Biomatrix theory is derived from a coherent and internally consistent integration of the key concepts of systems, complexity, ecological and related models and theroies. This integration was possible to unique w/holism related conceptual contributions by the biomatrix research group. To paraphrase Aristotle: Biomatrix theory is greater than the sum of the different systems, complexity, ecological and related theories. It is a meta-systems theory.
biomatrix design methodology
The biomatrix design methodology applies biomatrix theory to the design and management of social systems and the (dis)solving of their complex problems.
It outlines the practical steps involved in the redesign and transformation of both entity systems and activity systems.
Although the steps in the methodology are the same for both types of systems, they are applied in the context of different frameworks. Activity systems are redesigned as continuous value / supply chains and entity systems as three-dimensional matrix.
The steps in redesigning a system are:
- analysing the current system
- brainstorming solutions
- creating a designthat shows how the system can function differently and produce more ideal outcomes for its stakeholders

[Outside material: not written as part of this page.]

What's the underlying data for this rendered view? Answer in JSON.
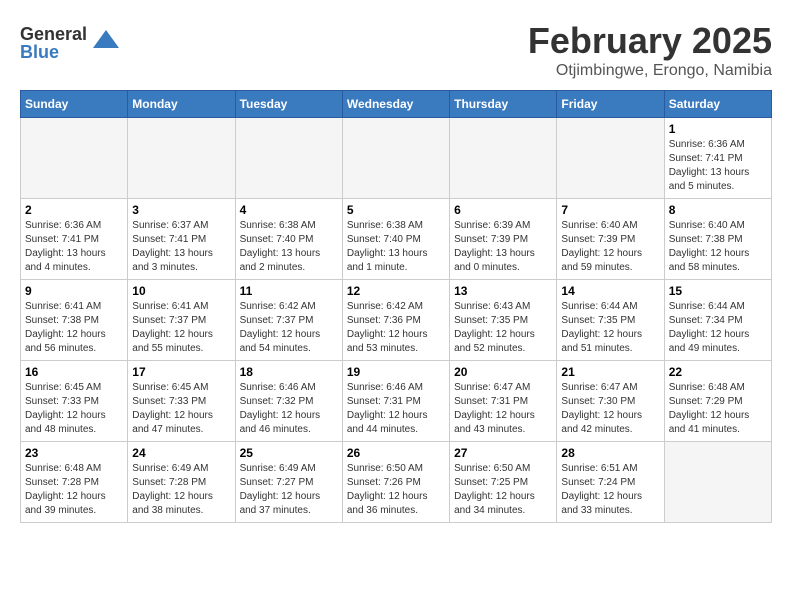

- making an implementation planthat outlines the strategies involved in moving the system from its current state towards its ideal design
- making a change management plan that describes the steps and methods used to manage a system transformation
- providing change facilitation which is concerned with facilitating stakeholders in co-designing their shared (or containing) system, aligning with it and being committed to implementing their share of the design and thereby actually co-producing the transformation of the system of which they are a part. Amongst others, this can involve stakeholders in a Biomatrix Jam and in design iterations.
Creating a sustainable world is a collective stakeholder effort. A single person, organisation or government cannot alone achieve this. Organisations and industries need to be co-designed by their stakeholders, based on generic organising principles. Then, each stakeholder needs to implement its share of the new design in order to collectively bring it about.
Nevertheless, leaders can initiate a system re-designs within their sphere of influence and facilitate stakeholder participation in co-design. The Biomatrix Jamming method is suitable for this. However, to do so effectively, they eed to become w/holistic thinkers and change facilitators. The Biomatrix courses provide this knowledge.
types of biomatrix design courses
According to the two generic types of wholes which exist in the biomatrix (or universe), the following design courses are available:
entity system design courses
activity system design courses
- project design
- function design
- business process design
- industry design
- public policy and governance design
All courses provide the same basic knowledge, but differ in emphasis, detail and application.